Required action:
How many lines in these records hold the string "this"? State only that number.

:: Records supplied ::

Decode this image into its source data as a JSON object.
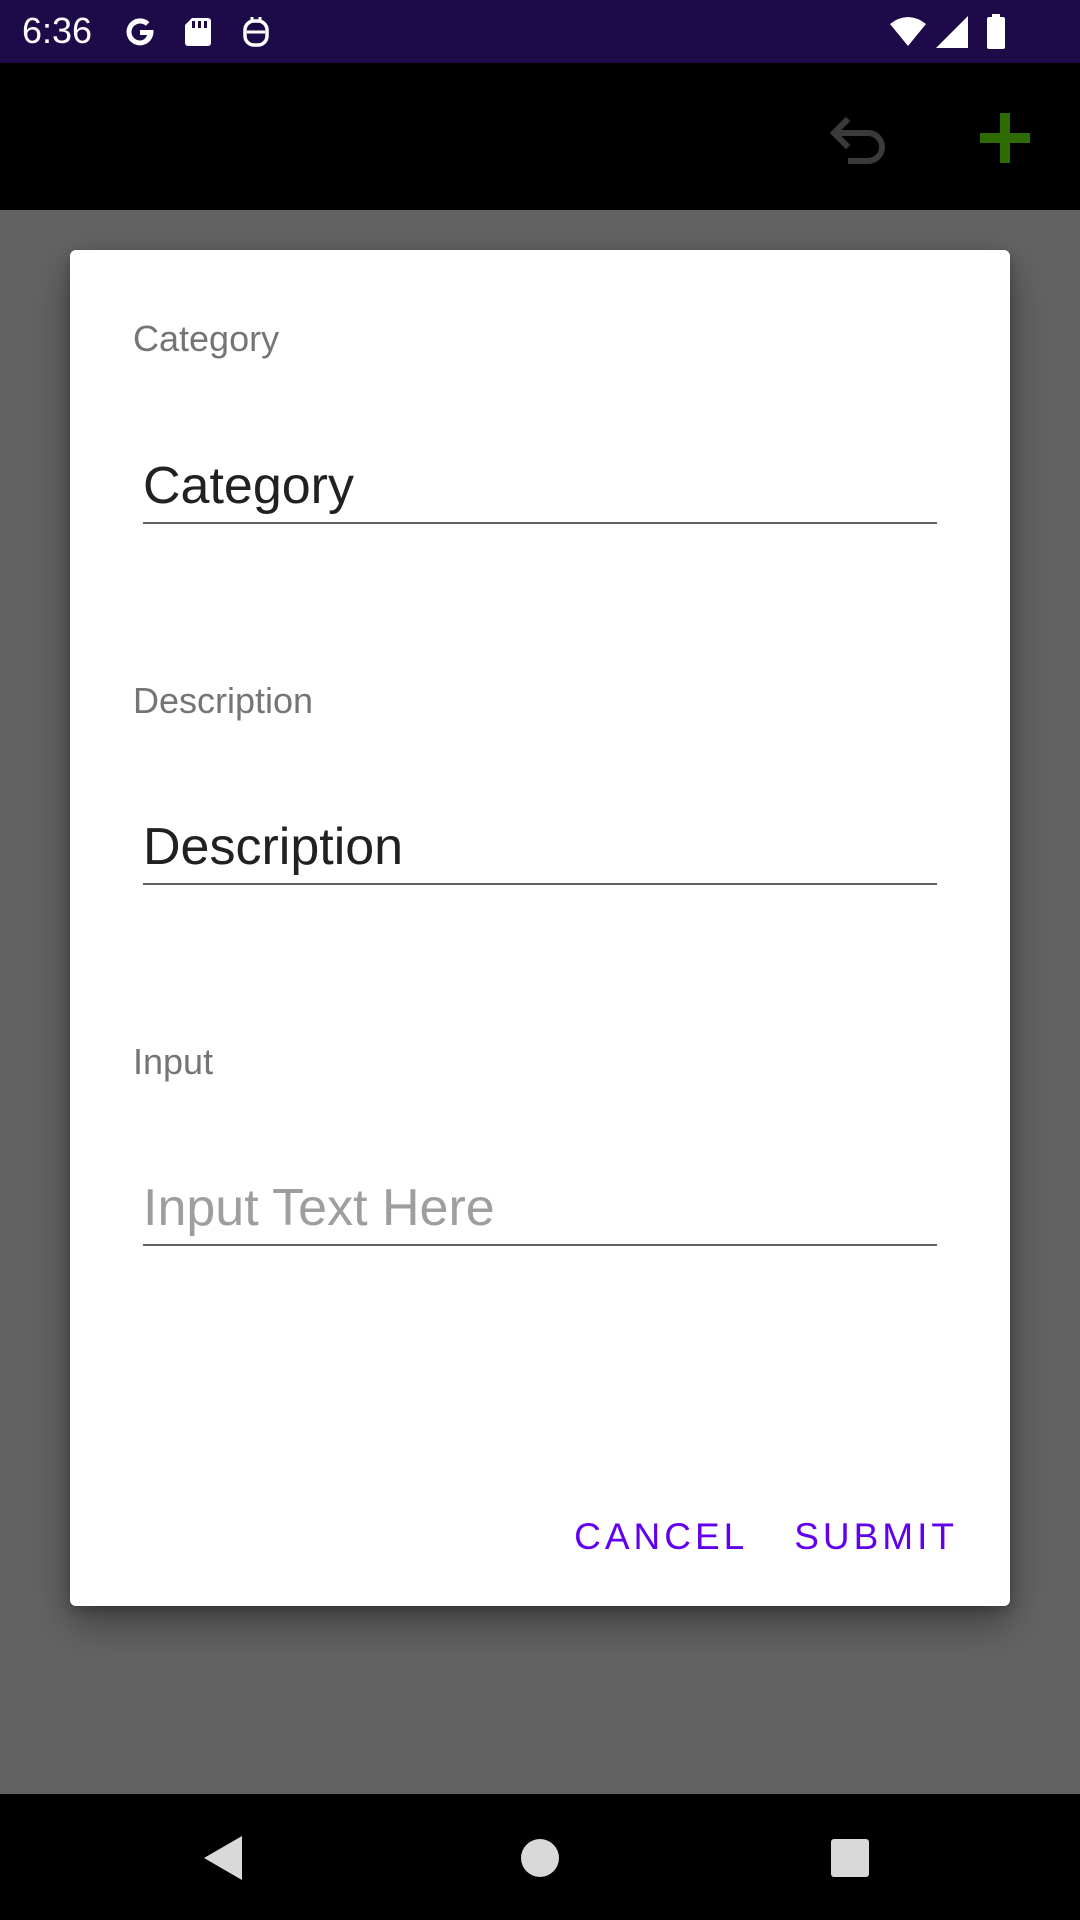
{
  "status_bar": {
    "time": "6:36",
    "left_icons": [
      "google-icon",
      "sd-card-icon",
      "assistant-icon"
    ],
    "right_icons": [
      "wifi-icon",
      "cell-signal-icon",
      "battery-icon"
    ],
    "background": "#1c0a49"
  },
  "app_bar": {
    "actions": [
      "undo-icon",
      "add-icon"
    ],
    "add_icon_color": "#2e6b00"
  },
  "dialog": {
    "fields": [
      {
        "label": "Category",
        "value": "Category",
        "placeholder": ""
      },
      {
        "label": "Description",
        "value": "Description",
        "placeholder": ""
      },
      {
        "label": "Input",
        "value": "",
        "placeholder": "Input Text Here"
      }
    ],
    "actions": {
      "cancel": "CANCEL",
      "submit": "SUBMIT"
    },
    "accent_color": "#6200ee"
  },
  "nav_bar": {
    "buttons": [
      "back-icon",
      "home-icon",
      "recents-icon"
    ]
  }
}
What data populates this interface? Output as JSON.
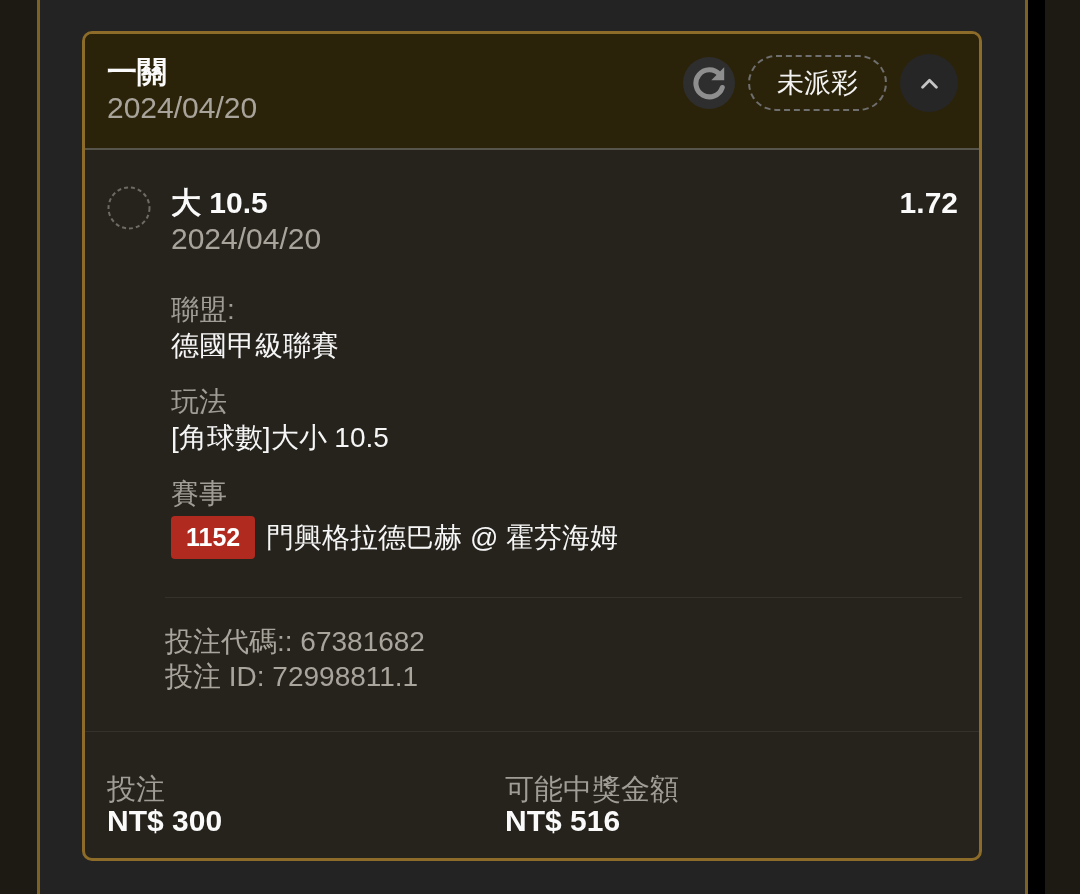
{
  "bet_card": {
    "title": "一關",
    "date": "2024/04/20",
    "status": "未派彩",
    "expanded": true,
    "selections": [
      {
        "name": "大 10.5",
        "date": "2024/04/20",
        "odds": "1.72",
        "details": [
          {
            "label": "聯盟:",
            "value": "德國甲級聯賽"
          },
          {
            "label": "玩法",
            "value": "[角球數]大小 10.5"
          },
          {
            "label": "賽事",
            "match_code": "1152",
            "value": "門興格拉德巴赫 @ 霍芬海姆"
          }
        ],
        "bet_code": "投注代碼:: 67381682",
        "bet_id": "投注 ID: 72998811.1"
      }
    ],
    "summary": [
      {
        "label": "投注",
        "value": "NT$ 300"
      },
      {
        "label": "可能中獎金額",
        "value": "NT$ 516"
      }
    ]
  }
}
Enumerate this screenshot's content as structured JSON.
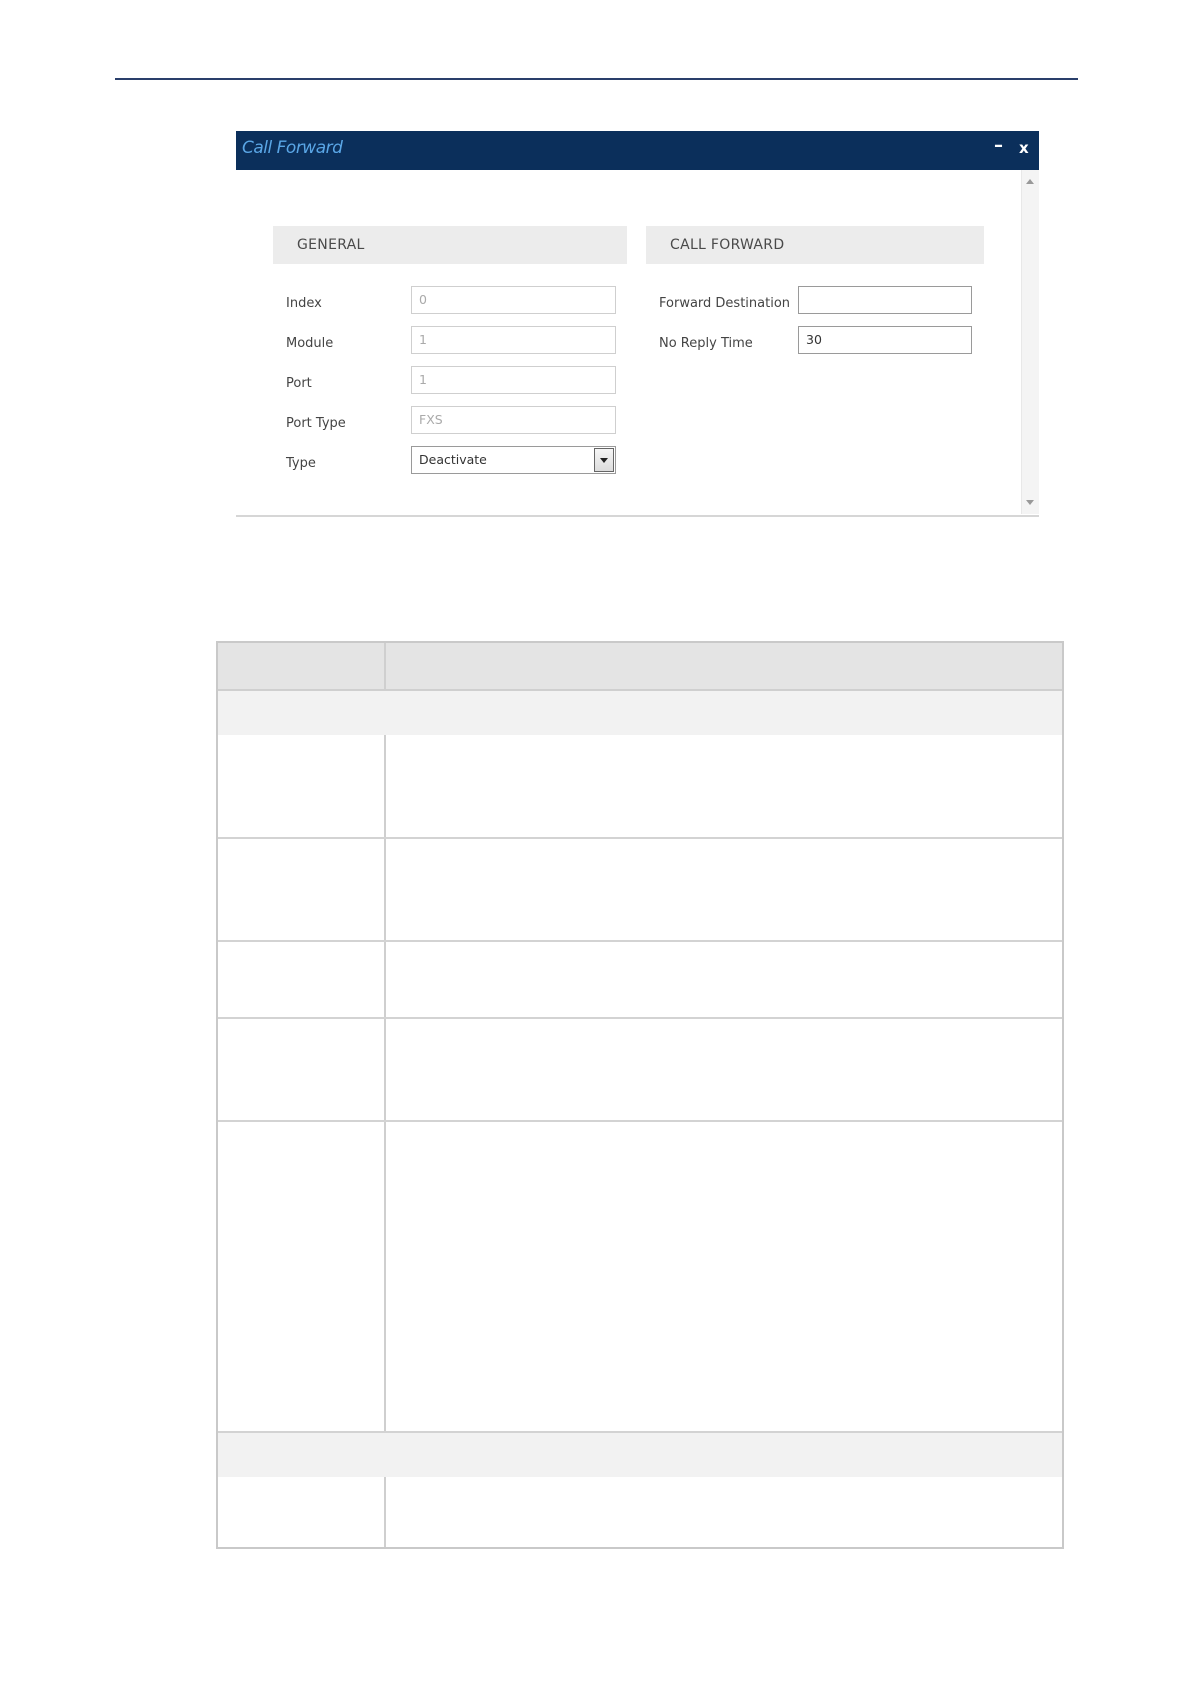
{
  "dialog": {
    "title": "Call Forward",
    "minimize_label": "–",
    "close_label": "x",
    "sections": {
      "general": "GENERAL",
      "call_forward": "CALL FORWARD"
    },
    "general_fields": [
      {
        "label": "Index",
        "value": "0"
      },
      {
        "label": "Module",
        "value": "1"
      },
      {
        "label": "Port",
        "value": "1"
      },
      {
        "label": "Port Type",
        "value": "FXS"
      },
      {
        "label": "Type",
        "value": "Deactivate"
      }
    ],
    "call_forward_fields": [
      {
        "label": "Forward Destination",
        "value": ""
      },
      {
        "label": "No Reply Time",
        "value": "30"
      }
    ]
  }
}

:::

Expected answer:
3